For years, Como’s staff lunchroom has been home to a team of earthworms who help turn food scraps into healthy compost. This year, Como visitors have been joining in the effort by putting food scraps and other compostable items into new bins like this one near Como Harbor, made possible through a grant from Como Friends.
Good soil is serious business at Como, where horticulturists separate spent plant material from healthy soil at the end of every flower show. While the plants are composted, the soil is sterilized in an autoclave, and recycled as potting material for the next generation of seeds, plugs and plants.
From the new high pressure sodium lights that keep plants at the Marjorie McNeely Conservatory on a steady growth trajectory to the energy-efficient LEDs that light up Garden Safari Gifts, Como has revamped its lighting in recent years to reduce energy consumption.
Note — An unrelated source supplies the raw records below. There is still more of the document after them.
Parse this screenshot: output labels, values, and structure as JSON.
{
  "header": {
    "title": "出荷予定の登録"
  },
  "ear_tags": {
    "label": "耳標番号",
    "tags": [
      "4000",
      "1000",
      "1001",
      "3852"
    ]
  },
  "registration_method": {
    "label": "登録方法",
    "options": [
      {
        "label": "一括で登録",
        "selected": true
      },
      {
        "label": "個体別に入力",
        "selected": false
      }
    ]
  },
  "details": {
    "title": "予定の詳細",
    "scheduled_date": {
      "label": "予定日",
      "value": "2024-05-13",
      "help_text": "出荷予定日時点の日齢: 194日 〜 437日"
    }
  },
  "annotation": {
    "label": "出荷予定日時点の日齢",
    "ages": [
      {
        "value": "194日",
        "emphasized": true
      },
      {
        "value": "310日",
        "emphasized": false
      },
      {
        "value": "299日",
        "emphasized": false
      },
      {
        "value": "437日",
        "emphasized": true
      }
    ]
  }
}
Maintenance savings and fewer trips up the ladder to swap out old bulbs are just a few of the benefits.
Did you know you can drop off and recycle your unwanted holiday lights every winter at Como? Or that cell phones recycled at Como help pay for orangutan conservation efforts in Southeast Asia? Recycling is second nature to Como’s staff, which recently used a Conservation Champions grant from Como Friends to keep the thousands of nitrile gloves that keepers, horticulturists and maintenance staffers use each year out of landfills. Since 2018, Como’s staff has recycled more than 1,668 pounds of gloves!
Water Saving Design
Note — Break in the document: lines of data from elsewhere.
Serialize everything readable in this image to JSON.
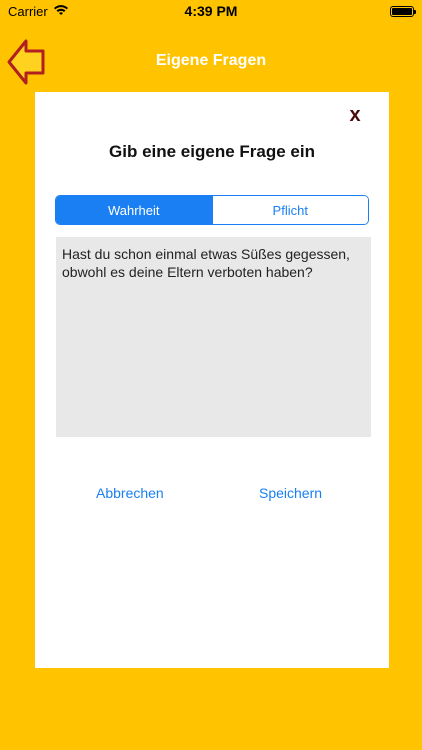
{
  "status_bar": {
    "carrier": "Carrier",
    "time": "4:39 PM",
    "icons": [
      "wifi-icon",
      "battery-icon"
    ]
  },
  "nav": {
    "title": "Eigene Fragen",
    "back_icon": "arrow-left-icon"
  },
  "dialog": {
    "close_label": "x",
    "title": "Gib eine eigene Frage ein",
    "segments": [
      {
        "label": "Wahrheit",
        "selected": true
      },
      {
        "label": "Pflicht",
        "selected": false
      }
    ],
    "question_text": "Hast du schon einmal etwas Süßes gegessen, obwohl es deine Eltern verboten haben?",
    "cancel_label": "Abbrechen",
    "save_label": "Speichern"
  },
  "colors": {
    "background": "#FFC300",
    "accent_blue": "#1A7FF2",
    "back_arrow_fill": "#FFD21F",
    "back_arrow_stroke": "#B02020",
    "close_color": "#4A0B0B",
    "text_area": "#E8E8E8"
  }
}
Como Harbor and Polar Bear Odyssey aren’t the only attractions designed to conserve water. Unlike flowery annuals or grass lawn, the native and adaptive plants in the Minnesota Garden require considerably less water to stay colorful and fresh all season.
Kicking the Water Bottle Habit
Thanks to specially fitted water fountains made possible by a grant from Como Friends’ Conservation Champions program, visitors can easily refill their water bottles at Como. Since its start, the program has helped to keep more than 125,000 single use plastic bottles out of landfills.
Como’s circulator shuttle bus between the State Fair grounds parking lot and the Visitor Center isn’t just colorful. In a typical year, it also keeps 22 metric tons of carbon emissions from entering the atmosphere by cutting down on idling visitor cars.